Mule Kick From a squatting position with the hands on the floor outside the knees, shift the body weight forward to the hands and kick both legs backward.

Rooster Walk Strut forward with the knees stiff and the hands at the side of the chest. Wiggle the elbows like flapping wings.

Bunny Hop From a squat position with the hands on the floor, place the weight on the hands and hop forward with the legs; move the hands forward and repeat.

Ostrich Walk Bend forward at the waist and grab the ankles. Keep the knees stiff and walk forward moving the head in and out.

Birds Stand on the toes and wave outstretched arms slowly up and down. As the "wings" flap faster, run faster.

Galloping Horses Gallop forward placing both hands in front as if holding the horse's reins.

Seal Walk. From a position flat on the flor, push the upper body off the floor with the arms. Proceed forward dragging the legs behind.

Bear Walk. Bend over at the waist and touch the floor with the hands. Keeping the legs and arms stiff and the head up, walk forward in a crosslateral fashion (left leg, right arm, and so forth).

Found on: http://www.keystoneblind.org


Child is rolled in blankets and rolled around on the floor.
This provides deep pressure input.

* Activities should be monitored by an adult to ensure safety.

Chair Push Ups

Chair Push Ups
While seated in the chair, the child lifts body up and down using arms to support themselves.

* All activities should be monitored by an adult for safety.

Basic Sensory Definition

Depending on where you read, sensory integration, sensory modulation and sensory diets can become overwhelming and confusing. Basically, the body has sensory systems and those sensory systems can become off kilter resulting in disruptive or undesired behaviors. These behaviors may appear lethargic, over-stimulated, hyper, sleep, under-stimulated, etc.

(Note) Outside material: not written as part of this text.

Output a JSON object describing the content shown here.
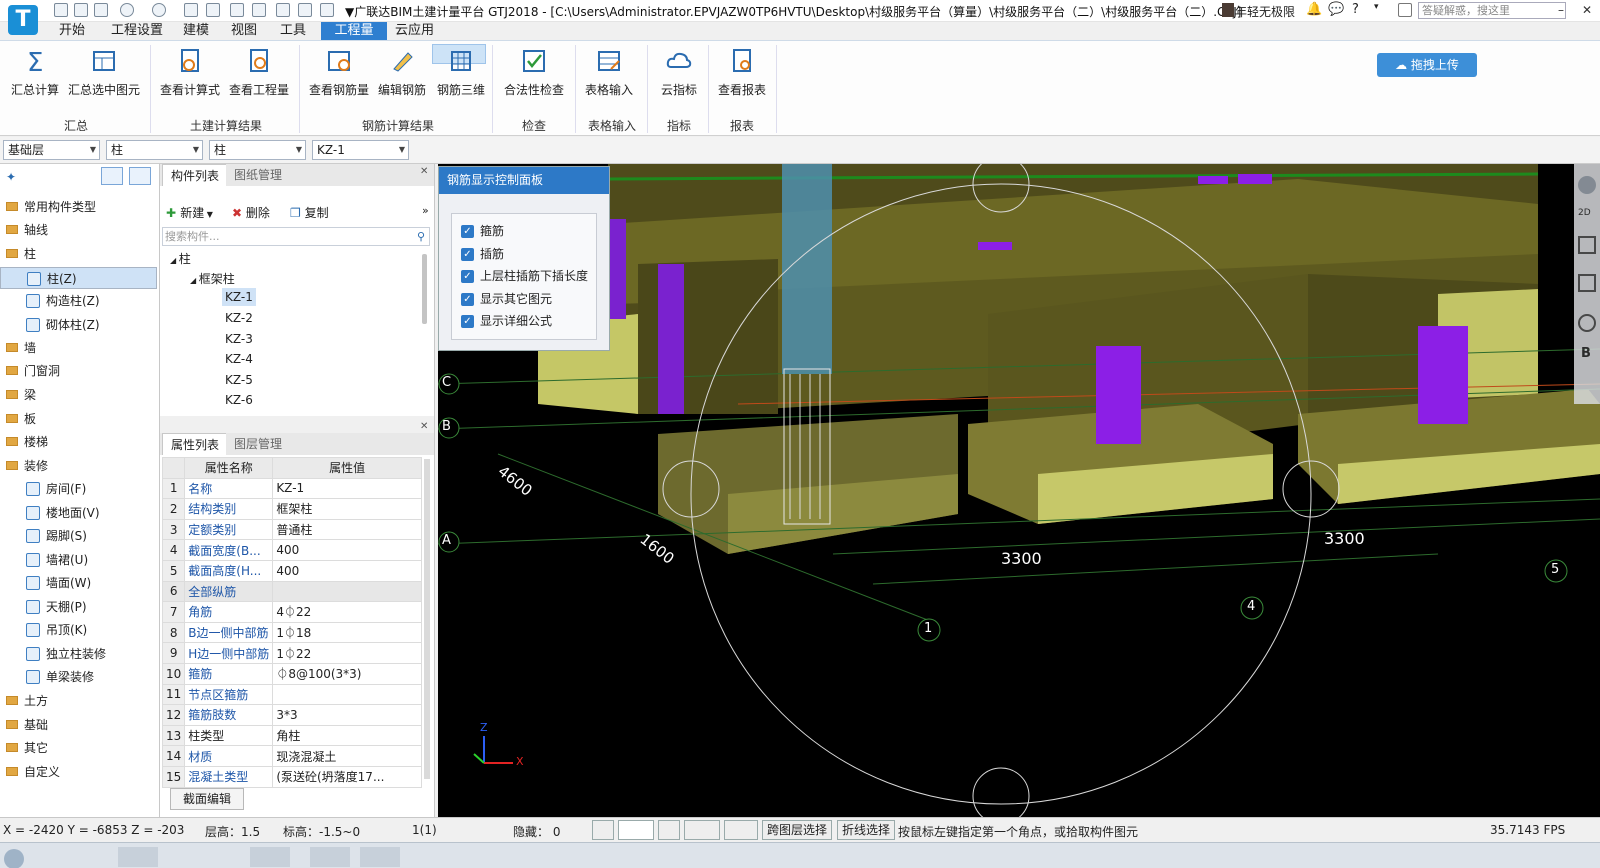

When looking at the sensory system, there are several sensory systems that may need modulating (balancing). Here are basic definitions of them:
Proprioceptive input (sensations from joints, muscles and connective tissues that lead to body awareness) can be obtained by lifting, pushing, and pulling heavy objects as well as by engaging in activities that compress (push together) or distract (pull apart) the joints.
Vestibular input (the sense of movement, centered in the inner ear) can be obtained by spinning and swinging, and to a lesser extent, any type of movement. This systems is closely related to a child's body to tolerate gravity and its pull.
Tactile input is the sense of touch and includes texture, temperature, pressure, pain, etc.
Auditory input is what we hear.
Visual input is what we see.
What we smell...
Influenced by the sense of smell, this is what is taste.

Ultimately, when looking at child's needs, a parent or teacher should seek the expert advice of a trained OT for sensory evaluation and treatment. However, that can be much easier said than done. This blog will serve as a resource for activities that you as the parent or teacher can get started until you can find an OT.


This is the first post in the blog designed to provide fun solutions to meet the sensory needs of your child or student.